I was pissed off at first too. Thought the satellite connection had been lost. Even changed channels to make sure.
When the credits came on I was even more angry.
Later, I realized how caught up in that final scene I was.
I’m one of the few I know who wasn’t entirely into THE SOPRANOS since the beginning, and only checked it out now and then to see what the fuss was about, until this “final” season when I got into watching every episode to see story lines resolved, or not.
I’ve always loved the opening credits (and song) because I grew up in that part of Jersey (and am back living there now) and know some of those locations well, even knew guys like those in the show, had them for neighbors and classmates and friends, and a few times, when very young, as bullies I had to somehow avoid or take on.
My father had to deal with the grownup versions of them, for all the years he was part of “the Essex County Democratic machine,” as it was called in the papers back then.

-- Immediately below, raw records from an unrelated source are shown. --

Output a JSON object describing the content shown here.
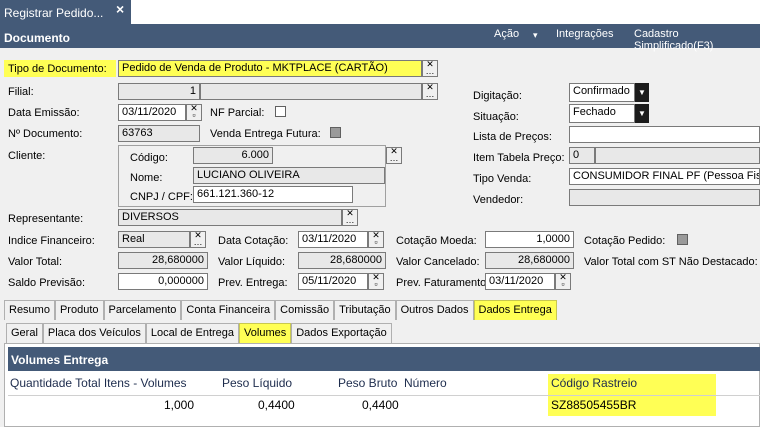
{
  "window_tab": {
    "title": "Registrar Pedido...",
    "close": "×"
  },
  "header": {
    "title": "Documento",
    "menu": [
      {
        "label": "Ação"
      },
      {
        "label": "▾"
      },
      {
        "label": "Integrações"
      },
      {
        "label": "Cadastro Simplificado(F3)"
      }
    ]
  },
  "form": {
    "tipo_documento": {
      "label": "Tipo de Documento:",
      "value": "Pedido de Venda de Produto - MKTPLACE (CARTÃO)"
    },
    "filial": {
      "label": "Filial:",
      "value": "1"
    },
    "data_emissao": {
      "label": "Data Emissão:",
      "value": "03/11/2020"
    },
    "nf_parcial": {
      "label": "NF Parcial:"
    },
    "n_documento": {
      "label": "Nº Documento:",
      "value": "63763"
    },
    "venda_entrega_futura": {
      "label": "Venda Entrega Futura:"
    },
    "cliente": {
      "label": "Cliente:",
      "codigo_label": "Código:",
      "codigo": "6.000",
      "nome_label": "Nome:",
      "nome": "LUCIANO OLIVEIRA",
      "cnpj_label": "CNPJ / CPF:",
      "cnpj": "661.121.360-12"
    },
    "digitacao": {
      "label": "Digitação:",
      "value": "Confirmado"
    },
    "situacao": {
      "label": "Situação:",
      "value": "Fechado"
    },
    "lista_precos": {
      "label": "Lista de Preços:",
      "value": ""
    },
    "item_tabela_preco": {
      "label": "Item Tabela Preço:",
      "value": "0"
    },
    "tipo_venda": {
      "label": "Tipo Venda:",
      "value": "CONSUMIDOR FINAL PF (Pessoa Fisica)"
    },
    "vendedor": {
      "label": "Vendedor:",
      "value": ""
    },
    "representante": {
      "label": "Representante:",
      "value": "DIVERSOS"
    },
    "indice_financeiro": {
      "label": "Indice Financeiro:",
      "value": "Real"
    },
    "data_cotacao": {
      "label": "Data Cotação:",
      "value": "03/11/2020"
    },
    "cotacao_moeda": {
      "label": "Cotação Moeda:",
      "value": "1,0000"
    },
    "cotacao_pedido": {
      "label": "Cotação Pedido:"
    },
    "valor_total": {
      "label": "Valor Total:",
      "value": "28,680000"
    },
    "valor_liquido": {
      "label": "Valor Líquido:",
      "value": "28,680000"
    },
    "valor_cancelado": {
      "label": "Valor Cancelado:",
      "value": "28,680000"
    },
    "valor_total_st": {
      "label": "Valor Total com ST Não Destacado:"
    },
    "saldo_previsao": {
      "label": "Saldo Previsão:",
      "value": "0,000000"
    },
    "prev_entrega": {
      "label": "Prev. Entrega:",
      "value": "05/11/2020"
    },
    "prev_faturamento": {
      "label": "Prev. Faturamento:",
      "value": "03/11/2020"
    }
  },
  "tabs_main": [
    {
      "label": "Resumo"
    },
    {
      "label": "Produto"
    },
    {
      "label": "Parcelamento"
    },
    {
      "label": "Conta Financeira"
    },
    {
      "label": "Comissão"
    },
    {
      "label": "Tributação"
    },
    {
      "label": "Outros Dados"
    },
    {
      "label": "Dados Entrega"
    }
  ],
  "tabs_sub": [
    {
      "label": "Geral"
    },
    {
      "label": "Placa dos Veículos"
    },
    {
      "label": "Local de Entrega"
    },
    {
      "label": "Volumes"
    },
    {
      "label": "Dados Exportação"
    }
  ],
  "volumes": {
    "title": "Volumes Entrega",
    "columns": [
      "Quantidade Total Itens - Volumes",
      "Peso Líquido",
      "Peso Bruto",
      "Número",
      "Código Rastreio"
    ],
    "rows": [
      [
        "1,000",
        "0,4400",
        "0,4400",
        "",
        "SZ88505455BR"
      ]
    ]
  },
  "colors": {
    "header": "#445a78",
    "highlight": "#ffff55"
  }
}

The cops in the family had to deal with the petty versions of them, and sometimes more serious elements.
So sometimes I just didn’t want to be reminded of all that, or see it misinterpreted, or glorified.
But this last season was pretty compelling, kept my interest for the most part, and as always with this show, demonstrated some great writing and acting, (though from my perspective, not consistently).
But in that last scene—coming after the rhythm of the entire last episode, counterpoint to the frenetic energy of the show before it, the penultimate one (where, as a friend from Hollywood pointed out, Chase had put most of his energy, or pizzazz etc., in previous shows, i.e. in the next to last show)—that last scene had me caught up in it, wound so tight with the tensions, that I realized, after I got over being pissed about the abrupt cut off ending (that many on the Jersey Transit train to Manhattan this morning were arguing indicated Tony had been capped—by the dude who had gone into the Men’s Room, and come out with a gun in their version—as Tony was watching Meadow come through the door) that where it had left me was smack in the middle of what it is like to be living Tony Soprano’s life.
I finally identified with him—completely, and it ended.
And risky—original—well executed—etc. etc.
Bravo David Chase!
And James Gandolfini, and Edie Falco, who were nothing short of perfect.
(And Jamie-Lynn Sigler—who plays Meadow, who I was never that impressed by— kicked ass in that last trouble-parking bit, raising the tension (thanks also to great editing and directing) and carried that tension through the ending (in her eyes and expression as she came through the door) perfectly.
Robert Iler, who plays the son, was okay, coming across in the scene as more or less clueless, maybe directed that way. He has been maybe excusably inconsistent, being so out-performed by the older pros on the show.)
Anyway, it’s a classic now.
Speaking of acting (and directing, the writing is a little weaker) I look forward to BIG LOVE, which, if I were teaching acting, I would make my students watch every episode of.